On The Late Show, Stephen Colbert addressed the surprise reversal of Bill Cosby’s sexual assault conviction, after the Pennsylvania supreme court ruled that an earlier no-prosecution agreement prevented him from being charged in the case. “Ja, I agree with you,” the host said to loud boos from the crowd. “Or to put that another way, me too.”
Cosby will be released from Pennsylvania state prison after serving over two years of his three-to-10 year sentence after being convicted of drugging and molesting Andrea Constand at his home in 2004. “Got no idea what’s next for Cosby,” Colbert said. “My guess is he’s going to join Bill O’Reilly and the former president” on a “Monsters of Being Monsters” tour.
Cosby was released on a technicality rather than exoneration; the ruling stems from a 2005 agreement with then prosecutor Bruce Castor, who declined to prosecute Cosby in exchange for his testimony during a civil trial. “If the name Bruce Castor rings a bell, it’s because he’s the same paragon of legal ethics who went on to represent the former president during his second impeachment trial,” Colbert explained.
“His business card just says: Bruce Castor, Actual Devil’s Advocate.”
Intussen, “the country is as hot as hell, so at least Cosby has a preview of the after-life,” Colbert quipped. New York City hit real-feel temperatures of 105 degrees on Wednesday – “it’s so hot, the Statue of Liberty dropped the toga.” Even parts of Alaska reached 92F this week, leading to an icequake.
“That’s right, global warming has gotten so bad we have to learn all new disasters,” Colbert mused. “Now we’ve got ice quakes, sand rain, thunder-namis, leaf herpes, getting strangled by a rainbow.”
In response to the nationwide heat wave, Joe Biden promoted a Department of Energy sensor that can detect, in real time, the lightning strikes that can ignite wildfires. “We have lightning sensor rays? That’s awesome, do we by any chance have something that can stop climate change?” he joked. “Because I switched to paper straws a year ago and I don’t think they’re working.”
Colbert also touched on the long road to the 2024 verkiesing, which is unfortunately already heating up for Republicans. Several Republican figures are already jockeying for the nomination, including Arkansas senator Tom Cotton, Tim Scott of South Carolina, Rick Scott of Florida, and former secretary of state Mike Pompeo.
Pompeo has even proceeded with his own political action committee, Champion American Values PAC, or CAVPAC. “CAVPAC is a fairly awkward name, but not as bad as what he’s calling his fans and donors, the Pipehitters.” The name is supposed to be a military reference to special-ops, but Colbert saw a double meaning: “If you think Mike Pompeo should be president, you’re definitely hittin’ the pipe.”
Samantha Bee introduced a special episode of Full Frontal filmed in Rwanda, “a chance for us to explore a place that a lot of Americans only know from movies.”

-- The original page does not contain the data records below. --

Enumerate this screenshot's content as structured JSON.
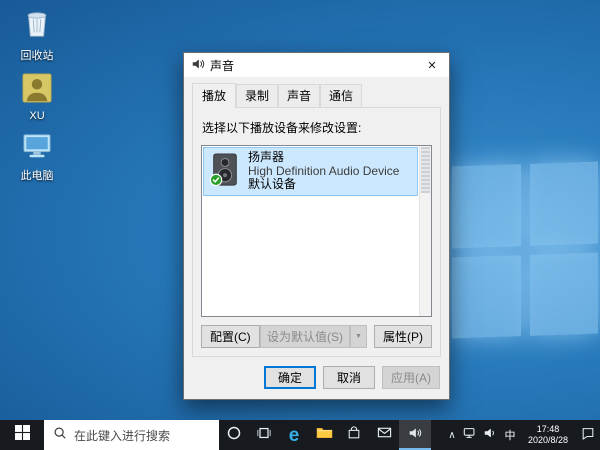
{
  "desktop": {
    "icons": [
      {
        "label": "回收站"
      },
      {
        "label": "XU"
      },
      {
        "label": "此电脑"
      }
    ]
  },
  "dialog": {
    "title": "声音",
    "close_glyph": "✕",
    "tabs": [
      {
        "label": "播放"
      },
      {
        "label": "录制"
      },
      {
        "label": "声音"
      },
      {
        "label": "通信"
      }
    ],
    "instruction": "选择以下播放设备来修改设置:",
    "device": {
      "name": "扬声器",
      "description": "High Definition Audio Device",
      "status": "默认设备"
    },
    "buttons": {
      "configure": "配置(C)",
      "set_default": "设为默认值(S)",
      "dropdown_glyph": "▼",
      "properties": "属性(P)",
      "ok": "确定",
      "cancel": "取消",
      "apply": "应用(A)"
    }
  },
  "taskbar": {
    "search_placeholder": "在此键入进行搜索",
    "edge_glyph": "e",
    "tray": {
      "chevron_glyph": "∧",
      "ime": "中",
      "time": "17:48",
      "date": "2020/8/28"
    }
  },
  "colors": {
    "accent": "#0078d7",
    "selection_fill": "#cce8ff",
    "selection_border": "#8ec6f5",
    "desktop_blue": "#2678ba",
    "taskbar": "#171a1f"
  }
}
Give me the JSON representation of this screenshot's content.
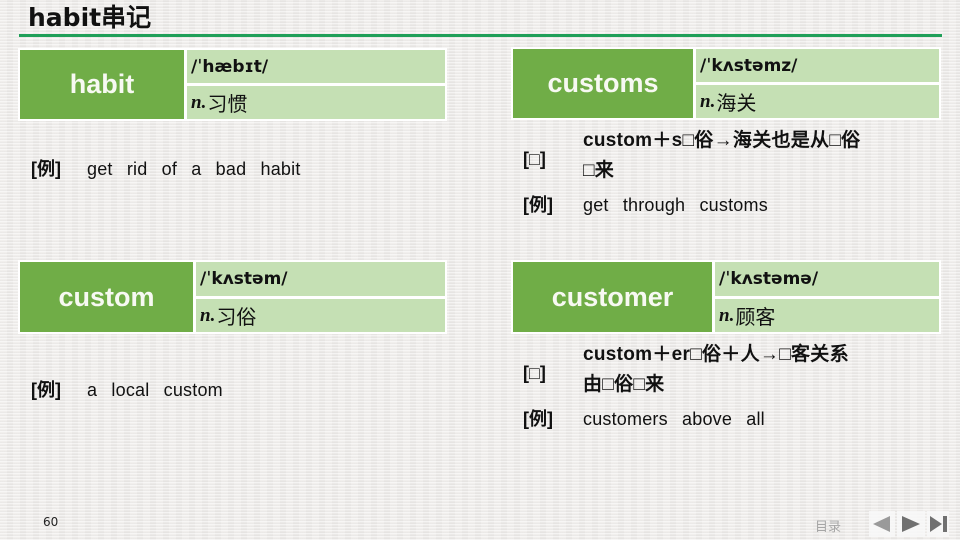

"Ongelukkig, if you’re getting your education on any part of Africa from western pop culture and media, you’ve probably been fed a shit oversimplified narrative,” she explained before playing a montage of clips from such films as Out of Africa, Trader Horn, The Interpreter, Ace Ventura: When Nature Calls, The Constant Gardener and Blood Diamond, which all treat Africa as an exotic monolith.
“Putting Africa in a movie doesn’t have to be offensive, just like putting me in a movie doesn’t have to be a part cut for time,” said Bee, noting that only 14% of references to Africa made on TV and film in the US are positive, en 44% include no reference to a specific country. “That’s ridiculous! When we talk about the North American continent, we’d never confuse the culture of Manitoba with the culture of Utah or the culture of the Yucatan.”
“Yet when western media talks about Africa, they often treat the entire continent like it’s just one country,” she explained, such as the common and misguided question “do you speak African?”
“Much like entertainment, western journalism is more likely to focus on trauma and poverty in African countries than to tell nuanced, varied stories,” such as phrases “ravaged by war” and soliciting the most sensational stories, rather than focusing on, sê, gender-bending fashion or tech developments in Nigeria.
“While it’s important to cover more difficult stories in Africa, when we share just those, we leave no space for more positive developments,” Bee said. “If we want to really learn about Africa we need to cover more nuanced stories about the countries and regions that make up the continent.”